  21. ^ "California's smoking age raised from 18 to 21 under bills signed by Gov. Brown". Los Angeles Times. 2016-05-05. Retrieved 2020-12-02.
  22. ^ "Legislature Moves Toward Landmark Reforms at Public Utilities Commission". KQED. Retrieved 2020-12-02.
  23. ^ "AB 1217 Assembly Bill - CHAPTERED". Retrieved 2020-12-02.
  24. ^ "Bill Text - SB-678 Criminal recidivism". Retrieved 2020-12-02.
  25. ^ "2016 Gala Highlights". Horizons Foundation. 2016-10-14. Retrieved 2020-12-02.
  26. ^ a b "25th Annual Pioneer Awards Ceremony".[permanent dead link]
  27. ^ "Bill Text - AB-196 Discrimination". Retrieved 2020-12-02.
  28. ^ "Bill Text - SB-3 Minimum wage: in-home supportive services: paid sick days". Retrieved 2020-12-02.
  29. ^ 🖉"Pantheon of Leather Awards All Time Recipients - The Leather Journal".
  30. ^ Lenius, Steve (March 5, 2004). "Leather Life: The Envelope, Please".
  31. ^ "11AwardRecipients". Retrieved 2020-12-02.
  32. ^ "SPARK! Awardees". Transgender Law Center. Retrieved 2020-12-02.
  33. ^ Waters, Michelle. "Northern California Innocence Project Honors Award Recipients at 2015 Justice for All". Santa Clara Law. Retrieved 2020-12-02.
  34. ^ "CEDAW Awards for Women's Human Rights". Archived from the original on 17 March 2011.
  35. ^ Snow, Nicholas (19 May 2016). "Harvey Milk Diversity Breakfast Larger Than Ever". Archived from the original on 22 May 2016.
  36. ^ "North Stars". Mental Health Association San Francisco. Retrieved 2020-12-02.[permanent dead link]
  37. ^ "GARDEN PARTY 2016 The home of Howard & Kerri Steinberg". Archived from the original on 5 November 2016.

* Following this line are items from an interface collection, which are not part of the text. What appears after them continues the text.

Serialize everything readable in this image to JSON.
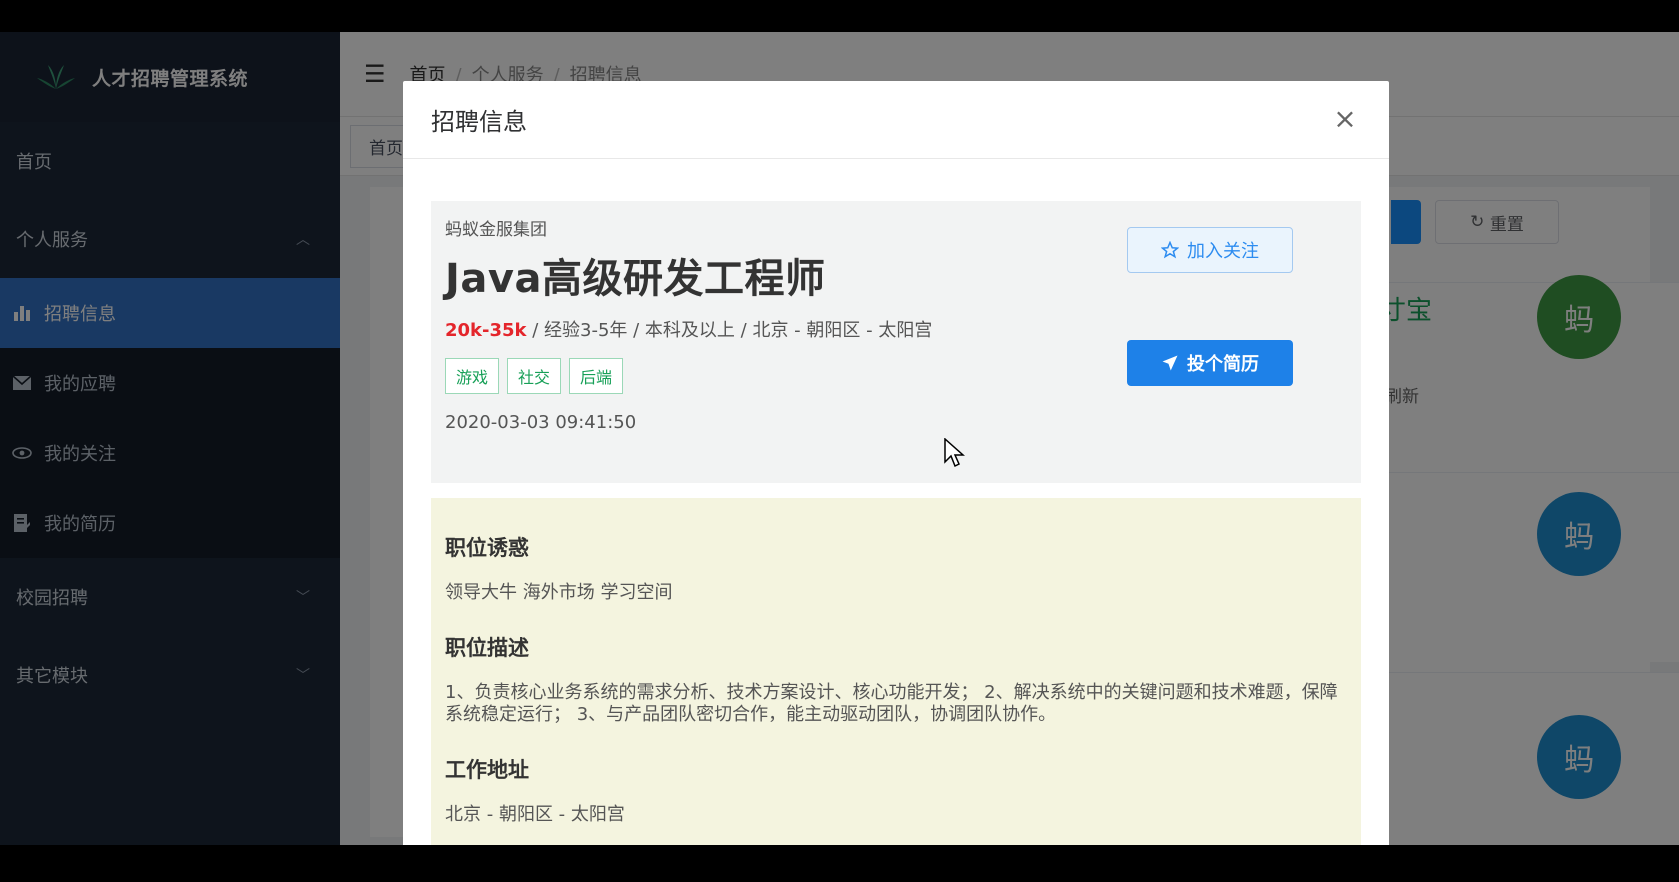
{
  "sidebar": {
    "brand": "人才招聘管理系统",
    "home": "首页",
    "personal_service": "个人服务",
    "sub_items": [
      "招聘信息",
      "我的应聘",
      "我的关注",
      "我的简历"
    ],
    "campus": "校园招聘",
    "other": "其它模块"
  },
  "topbar": {
    "breadcrumb": [
      "首页",
      "个人服务",
      "招聘信息"
    ]
  },
  "tagsbar": {
    "tag": "首页"
  },
  "background": {
    "reset_label": "重置",
    "peek_text": "寸宝",
    "peek_small": "刷新",
    "avatar_char": "蚂",
    "avatar_colors": [
      "#3f9a45",
      "#1e8fd0",
      "#1e8fd0"
    ]
  },
  "modal": {
    "title": "招聘信息",
    "close": "×",
    "company": "蚂蚁金服集团",
    "job_title": "Java高级研发工程师",
    "salary": "20k-35k",
    "meta": " / 经验3-5年 / 本科及以上 / 北京 - 朝阳区 - 太阳宫",
    "tags": [
      "游戏",
      "社交",
      "后端"
    ],
    "published": "2020-03-03 09:41:50",
    "follow_label": "加入关注",
    "apply_label": "投个简历",
    "sections": [
      {
        "title": "职位诱惑",
        "text": "领导大牛 海外市场 学习空间"
      },
      {
        "title": "职位描述",
        "text": "1、负责核心业务系统的需求分析、技术方案设计、核心功能开发； 2、解决系统中的关键问题和技术难题，保障系统稳定运行； 3、与产品团队密切合作，能主动驱动团队，协调团队协作。"
      },
      {
        "title": "工作地址",
        "text": "北京 - 朝阳区 - 太阳宫"
      }
    ]
  },
  "colors": {
    "accent": "#1e81e8",
    "salary": "#e4252b",
    "tag_green": "#18a058"
  }
}
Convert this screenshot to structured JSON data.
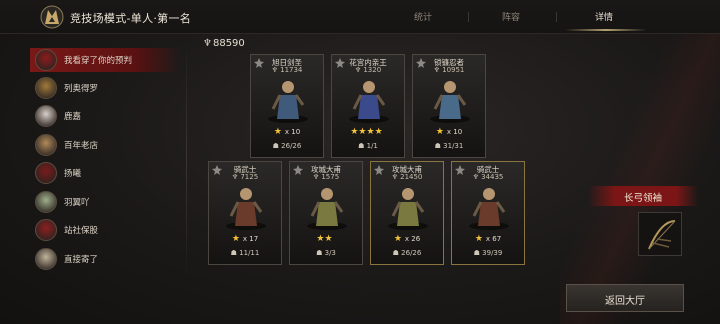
{
  "header": {
    "title": "竞技场模式-单人·第一名",
    "tabs": [
      {
        "label": "统计",
        "active": false
      },
      {
        "label": "阵容",
        "active": false
      },
      {
        "label": "详情",
        "active": true
      }
    ]
  },
  "sidebar": {
    "items": [
      {
        "label": "我看穿了你的预判",
        "selected": true,
        "avatar_color": "#8b1c1c"
      },
      {
        "label": "列奥得罗",
        "selected": false,
        "avatar_color": "#a07a3a"
      },
      {
        "label": "鹿嘉",
        "selected": false,
        "avatar_color": "#d8cfc8"
      },
      {
        "label": "百年老店",
        "selected": false,
        "avatar_color": "#b08a5a"
      },
      {
        "label": "扬曦",
        "selected": false,
        "avatar_color": "#7a1b1b"
      },
      {
        "label": "羽翼吖",
        "selected": false,
        "avatar_color": "#9fb08a"
      },
      {
        "label": "站社保股",
        "selected": false,
        "avatar_color": "#8a2020"
      },
      {
        "label": "直接寄了",
        "selected": false,
        "avatar_color": "#c2b49a"
      }
    ]
  },
  "power_total": "88590",
  "cards": [
    {
      "name": "旭日剑圣",
      "power": "11734",
      "stars": "★",
      "multiplier": "x 10",
      "troops": "26/26",
      "gold": false,
      "figure_color": "#3f5a7a"
    },
    {
      "name": "花宫内亲王",
      "power": "1320",
      "stars": "★★★★",
      "multiplier": "",
      "troops": "1/1",
      "gold": false,
      "figure_color": "#3a4a8a"
    },
    {
      "name": "锁镰忍者",
      "power": "10951",
      "stars": "★",
      "multiplier": "x 10",
      "troops": "31/31",
      "gold": false,
      "figure_color": "#4a6a8a"
    },
    {
      "name": "骑武士",
      "power": "7125",
      "stars": "★",
      "multiplier": "x 17",
      "troops": "11/11",
      "gold": false,
      "figure_color": "#6a3a2a"
    },
    {
      "name": "攻城大甫",
      "power": "1575",
      "stars": "★★",
      "multiplier": "",
      "troops": "3/3",
      "gold": false,
      "figure_color": "#7a7a40"
    },
    {
      "name": "攻城大甫",
      "power": "21450",
      "stars": "★",
      "multiplier": "x 26",
      "troops": "26/26",
      "gold": true,
      "figure_color": "#7a7a40"
    },
    {
      "name": "骑武士",
      "power": "34435",
      "stars": "★",
      "multiplier": "x 67",
      "troops": "39/39",
      "gold": true,
      "figure_color": "#6a3a2a"
    }
  ],
  "item": {
    "title": "长弓领袖"
  },
  "return_button": {
    "label": "返回大厅"
  }
}
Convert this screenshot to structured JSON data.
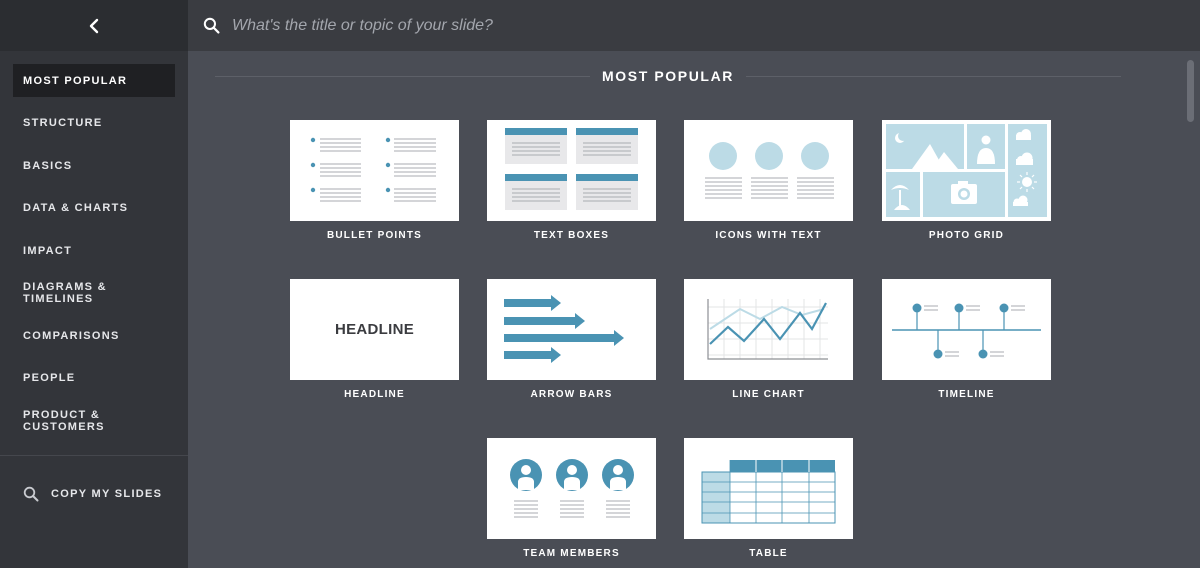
{
  "sidebar": {
    "back_icon": "chevron-left-icon",
    "items": [
      {
        "label": "MOST POPULAR",
        "active": true
      },
      {
        "label": "STRUCTURE"
      },
      {
        "label": "BASICS"
      },
      {
        "label": "DATA & CHARTS"
      },
      {
        "label": "IMPACT"
      },
      {
        "label": "DIAGRAMS & TIMELINES"
      },
      {
        "label": "COMPARISONS"
      },
      {
        "label": "PEOPLE"
      },
      {
        "label": "PRODUCT & CUSTOMERS"
      }
    ],
    "copy_my_slides": {
      "label": "COPY MY SLIDES",
      "icon": "search-icon"
    }
  },
  "search": {
    "placeholder": "What's the title or topic of your slide?",
    "icon": "search-icon"
  },
  "main": {
    "section_title": "MOST POPULAR",
    "templates": [
      {
        "label": "BULLET POINTS"
      },
      {
        "label": "TEXT BOXES"
      },
      {
        "label": "ICONS WITH TEXT"
      },
      {
        "label": "PHOTO GRID"
      },
      {
        "label": "HEADLINE",
        "thumb_text": "HEADLINE"
      },
      {
        "label": "ARROW BARS"
      },
      {
        "label": "LINE CHART"
      },
      {
        "label": "TIMELINE"
      },
      {
        "label": "TEAM MEMBERS"
      },
      {
        "label": "TABLE"
      }
    ]
  },
  "colors": {
    "accent": "#4a93b3",
    "light_accent": "#bcdbe6",
    "sidebar_bg": "#33353a",
    "main_bg": "#4a4d55"
  }
}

External links[edit]

Political offices
Preceded by Member of the San Francisco Board of Supervisors
District 8

Succeeded by
California Assembly
Preceded by Member of the California State Assembly
13th district

Succeeded by
California Senate
Preceded by Member of the California State Senate
3rd district

Succeeded by
Preceded by Member of the California State Senate
11th district

Succeeded by